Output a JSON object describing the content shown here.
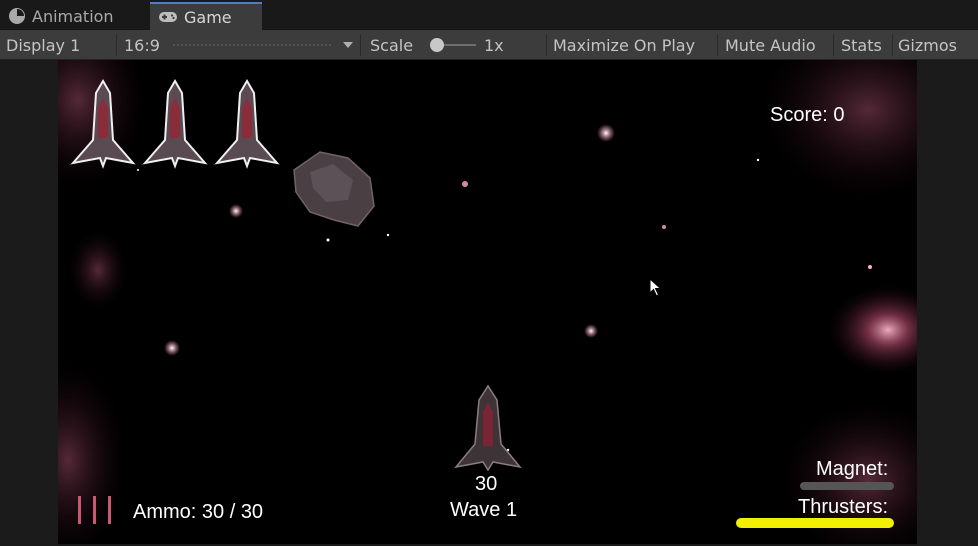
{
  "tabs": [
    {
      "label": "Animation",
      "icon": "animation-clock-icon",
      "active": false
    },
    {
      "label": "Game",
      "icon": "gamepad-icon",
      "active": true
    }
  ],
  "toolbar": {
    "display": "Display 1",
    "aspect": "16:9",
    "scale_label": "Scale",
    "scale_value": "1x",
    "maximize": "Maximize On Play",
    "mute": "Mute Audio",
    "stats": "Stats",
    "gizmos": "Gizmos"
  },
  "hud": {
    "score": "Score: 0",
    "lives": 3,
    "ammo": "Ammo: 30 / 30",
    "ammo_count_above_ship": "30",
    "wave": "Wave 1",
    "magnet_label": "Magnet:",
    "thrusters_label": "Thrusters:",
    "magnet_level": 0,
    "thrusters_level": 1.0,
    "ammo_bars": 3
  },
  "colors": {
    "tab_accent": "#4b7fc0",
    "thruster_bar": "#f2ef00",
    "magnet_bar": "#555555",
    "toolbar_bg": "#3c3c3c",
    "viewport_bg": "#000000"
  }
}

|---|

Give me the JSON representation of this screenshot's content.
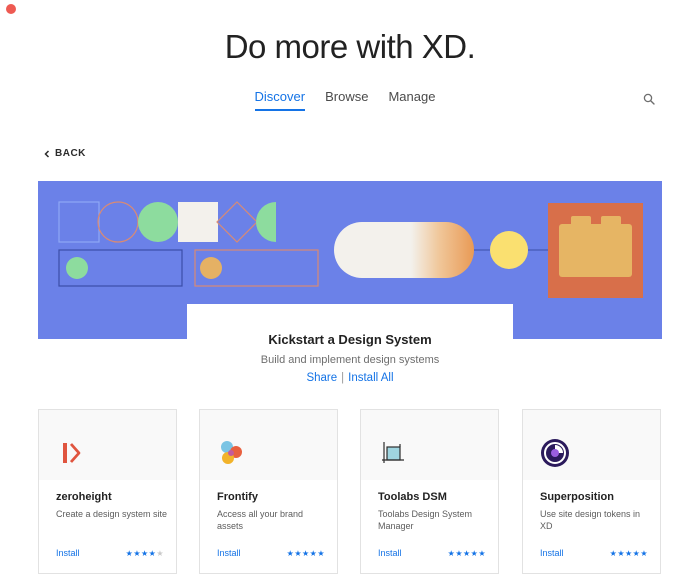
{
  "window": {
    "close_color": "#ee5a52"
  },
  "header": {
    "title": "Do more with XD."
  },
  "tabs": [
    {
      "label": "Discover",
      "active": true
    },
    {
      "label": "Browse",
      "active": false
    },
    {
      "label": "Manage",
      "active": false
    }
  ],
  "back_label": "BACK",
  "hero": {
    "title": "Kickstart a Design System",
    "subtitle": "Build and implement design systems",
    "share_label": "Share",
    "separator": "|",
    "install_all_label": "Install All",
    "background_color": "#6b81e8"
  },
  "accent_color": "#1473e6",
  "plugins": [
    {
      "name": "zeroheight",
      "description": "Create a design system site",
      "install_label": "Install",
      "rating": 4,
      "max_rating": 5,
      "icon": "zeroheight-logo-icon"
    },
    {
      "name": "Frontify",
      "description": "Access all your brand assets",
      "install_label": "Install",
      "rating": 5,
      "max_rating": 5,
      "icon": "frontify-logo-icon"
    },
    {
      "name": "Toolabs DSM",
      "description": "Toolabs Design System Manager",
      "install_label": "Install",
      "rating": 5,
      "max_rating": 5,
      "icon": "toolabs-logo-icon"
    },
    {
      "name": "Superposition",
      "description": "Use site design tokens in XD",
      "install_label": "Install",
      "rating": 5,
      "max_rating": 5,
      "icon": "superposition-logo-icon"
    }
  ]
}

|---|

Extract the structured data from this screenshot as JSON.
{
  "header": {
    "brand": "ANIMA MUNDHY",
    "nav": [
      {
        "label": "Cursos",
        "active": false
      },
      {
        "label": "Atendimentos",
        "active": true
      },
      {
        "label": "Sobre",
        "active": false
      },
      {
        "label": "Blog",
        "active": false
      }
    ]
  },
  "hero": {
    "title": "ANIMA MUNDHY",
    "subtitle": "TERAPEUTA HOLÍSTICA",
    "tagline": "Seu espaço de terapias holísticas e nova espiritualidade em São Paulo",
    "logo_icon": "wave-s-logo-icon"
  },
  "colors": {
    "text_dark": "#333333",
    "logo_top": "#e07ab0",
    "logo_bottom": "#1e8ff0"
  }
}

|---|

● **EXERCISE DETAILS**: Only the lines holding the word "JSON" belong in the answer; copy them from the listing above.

● **SOLUTION TO THE EXERCISE**:
Output a JSON object describing the content shown here.
Give me the JSON representation of this screenshot's content.
Extract the structured data from this screenshot as JSON.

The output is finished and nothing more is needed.